*** Materials provided ***

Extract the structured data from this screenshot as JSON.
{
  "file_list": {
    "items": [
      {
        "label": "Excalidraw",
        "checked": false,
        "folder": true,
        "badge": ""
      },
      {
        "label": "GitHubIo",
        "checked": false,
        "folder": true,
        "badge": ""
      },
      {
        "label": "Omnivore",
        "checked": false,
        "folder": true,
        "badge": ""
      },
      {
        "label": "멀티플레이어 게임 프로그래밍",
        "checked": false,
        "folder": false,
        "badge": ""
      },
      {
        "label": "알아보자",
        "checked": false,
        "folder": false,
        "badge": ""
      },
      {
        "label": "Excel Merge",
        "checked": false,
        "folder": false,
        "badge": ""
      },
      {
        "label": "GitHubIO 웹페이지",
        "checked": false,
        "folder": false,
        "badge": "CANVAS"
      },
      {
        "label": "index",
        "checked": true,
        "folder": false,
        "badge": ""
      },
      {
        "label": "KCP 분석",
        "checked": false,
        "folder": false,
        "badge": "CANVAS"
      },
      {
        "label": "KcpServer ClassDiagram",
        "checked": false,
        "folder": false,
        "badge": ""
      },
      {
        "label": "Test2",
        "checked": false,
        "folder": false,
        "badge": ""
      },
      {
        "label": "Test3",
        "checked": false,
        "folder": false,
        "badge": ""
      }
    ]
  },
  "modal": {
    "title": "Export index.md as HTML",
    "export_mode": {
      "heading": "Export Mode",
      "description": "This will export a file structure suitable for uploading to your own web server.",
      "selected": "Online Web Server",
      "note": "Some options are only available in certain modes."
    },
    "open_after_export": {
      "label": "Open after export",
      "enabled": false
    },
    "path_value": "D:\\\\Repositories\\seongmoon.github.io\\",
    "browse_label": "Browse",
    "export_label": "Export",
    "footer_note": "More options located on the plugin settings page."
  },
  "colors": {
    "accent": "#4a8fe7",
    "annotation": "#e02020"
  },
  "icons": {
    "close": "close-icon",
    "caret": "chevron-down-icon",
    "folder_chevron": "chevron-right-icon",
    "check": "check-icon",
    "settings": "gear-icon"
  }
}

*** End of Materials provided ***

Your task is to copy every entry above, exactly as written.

Extract the structured data from this screenshot as JSON.
{
  "file_list": {
    "items": [
      {
        "label": "Excalidraw",
        "checked": false,
        "folder": true,
        "badge": ""
      },
      {
        "label": "GitHubIo",
        "checked": false,
        "folder": true,
        "badge": ""
      },
      {
        "label": "Omnivore",
        "checked": false,
        "folder": true,
        "badge": ""
      },
      {
        "label": "멀티플레이어 게임 프로그래밍",
        "checked": false,
        "folder": false,
        "badge": ""
      },
      {
        "label": "알아보자",
        "checked": false,
        "folder": false,
        "badge": ""
      },
      {
        "label": "Excel Merge",
        "checked": false,
        "folder": false,
        "badge": ""
      },
      {
        "label": "GitHubIO 웹페이지",
        "checked": false,
        "folder": false,
        "badge": "CANVAS"
      },
      {
        "label": "index",
        "checked": true,
        "folder": false,
        "badge": ""
      },
      {
        "label": "KCP 분석",
        "checked": false,
        "folder": false,
        "badge": "CANVAS"
      },
      {
        "label": "KcpServer ClassDiagram",
        "checked": false,
        "folder": false,
        "badge": ""
      },
      {
        "label": "Test2",
        "checked": false,
        "folder": false,
        "badge": ""
      },
      {
        "label": "Test3",
        "checked": false,
        "folder": false,
        "badge": ""
      }
    ]
  },
  "modal": {
    "title": "Export index.md as HTML",
    "export_mode": {
      "heading": "Export Mode",
      "description": "This will export a file structure suitable for uploading to your own web server.",
      "selected": "Online Web Server",
      "note": "Some options are only available in certain modes."
    },
    "open_after_export": {
      "label": "Open after export",
      "enabled": false
    },
    "path_value": "D:\\\\Repositories\\seongmoon.github.io\\",
    "browse_label": "Browse",
    "export_label": "Export",
    "footer_note": "More options located on the plugin settings page."
  },
  "colors": {
    "accent": "#4a8fe7",
    "annotation": "#e02020"
  },
  "icons": {
    "close": "close-icon",
    "caret": "chevron-down-icon",
    "folder_chevron": "chevron-right-icon",
    "check": "check-icon",
    "settings": "gear-icon"
  }
}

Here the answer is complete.